Let us keep St Margaret Clitherow especially busy in this month of March: meeting us, loving us, assisting us, guiding us, praying alongside us to call forth all that God desires of the priest/bishop to become ... in His image, in persona Christi. Yes, that he may be the best version of himself.
Let the extravagance of grace continue to affect our hearts - to discover and love the saints both in heaven and those-in-the-making for whom we pray on earth!
United in prayer and mission...
that our prayers may find the heart of every bishop and priest...
... eternal gratitude continues as you each remember to offer a wee Hail Mary for me every day.... Pray that I will not 'spoil the beautiful work that God has entrusted...' (St Mother Teresa)
...your kind emails and notes and generous support always arrive to my heart door at the right moment! Eternal gratitude is mine for YOU! Be assured of my continued daily prayers for you at the altar.
SEVEN SISTERS - in and out and about:
Holy Week prayers: Guidance regarding our prayer in this special week...
From the beginning our Spiritual Director, Fr Joseph Johnson, has encouraged us to remain faithful to our committed day of prayer during Holy Week. Realizing that on some of those days Adoration Chapels will not be open, he suggests that we nonetheless keep the discipline of offering one hour of prayer. This may in part be the offering of a Service that you attend in your parish and/or coupled with quiet prayer (incl works, joys and sufferings) in your domestic church - home! Fr Johnson reminds that during this week the priest is in "particular need" of our prayers and sacrifices - as not only do their schedules demand much, but as priests and bishops they walk this week with a particularly deep interior sense and experience of their identity with Christ. They need our prayers!
Let us thus remain faithful to our commitments - and allow the Holy Spirit to guide the unique offering that will be made for your assigned priest or bishop during Holy Week - and continue to faithfully ask for graces for his sanctification and a lived and deepened relationship with Mary.
Let us not grow faint in the last lap of the Lenten journey.
HOLY HOUR for you: While I do remember you each day at the altar during Mass, on the feast of St Margaret Clitherow (March 26) and St John Vianney (Aug 4) I offer a HOLY HOUR for the personal intentions of all Seven Sisters. Partnering in prayer with our beloved St Margaret Clitherow at the end of the month will be a real JOY and likely a lesson in perseverance and love. Anticipate graces - and expect blessings!
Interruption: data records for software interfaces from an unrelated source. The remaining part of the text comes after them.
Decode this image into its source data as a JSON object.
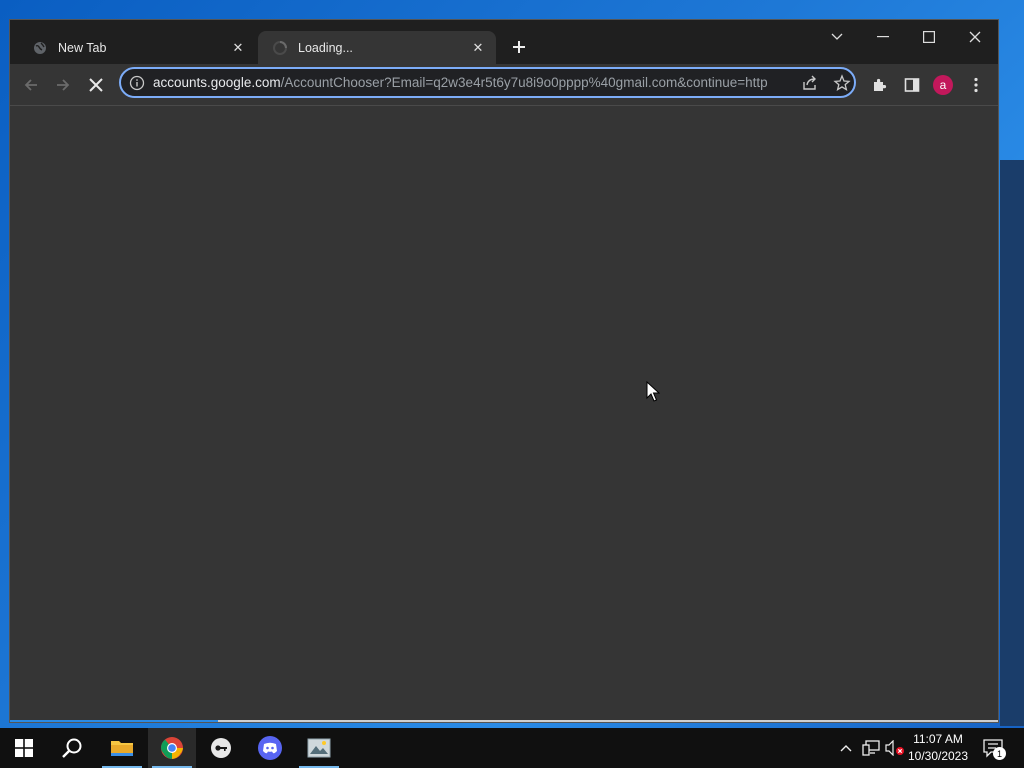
{
  "browser": {
    "tabs": [
      {
        "title": "New Tab",
        "favicon": "globe-icon",
        "active": false
      },
      {
        "title": "Loading...",
        "favicon": "loading-spinner-icon",
        "active": true
      }
    ],
    "url_host": "accounts.google.com",
    "url_path": "/AccountChooser?Email=q2w3e4r5t6y7u8i9o0pppp%40gmail.com&continue=http",
    "profile_initial": "a",
    "profile_color": "#c2185b",
    "accent_color": "#7cacf8"
  },
  "taskbar": {
    "time": "11:07 AM",
    "date": "10/30/2023",
    "notification_count": "1",
    "apps": [
      "windows-start-icon",
      "search-icon",
      "file-explorer-icon",
      "chrome-icon",
      "app-key-icon",
      "discord-icon",
      "image-viewer-icon"
    ]
  }
}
NOTE to Anchoresses: If you do not receive a Communiqué within the first 7 days of a new month, contact me directly or through the Web site email. In turn, when received, please pass the Communiqué within one week's time to your group members, if able - or have another in the group do this for you.
AHEAD on the calendar:
Women's Conference w/Dr Janet Smith (Sat, 10 March 2018, St Anthony's parish, St Cloud) Seven Sisters booth organized by Carrie E
Day of Recollection: Cedar Rapids, Iowa. Sat, 17 March 2018. Theme: Getting to Know our Patrons (Fr Spencer Howe and Janette will be among speakers)
Informational - St Alphonsus parish, Brooklyn Center, MN - TBA (March or April)
Serra club (Edina, MN) - April
Save the Date: 5th Annual St Paul -Mpls Archdiocesan Time of Recollection: First Sat, 3 Nov 2018. St Hubert, Chanhassen, MN. Archbishop Hebda will preside at Mass. Details to follow. As God's Will and Way would have it - this is also the feast day of St Hubert! Grace upon grace!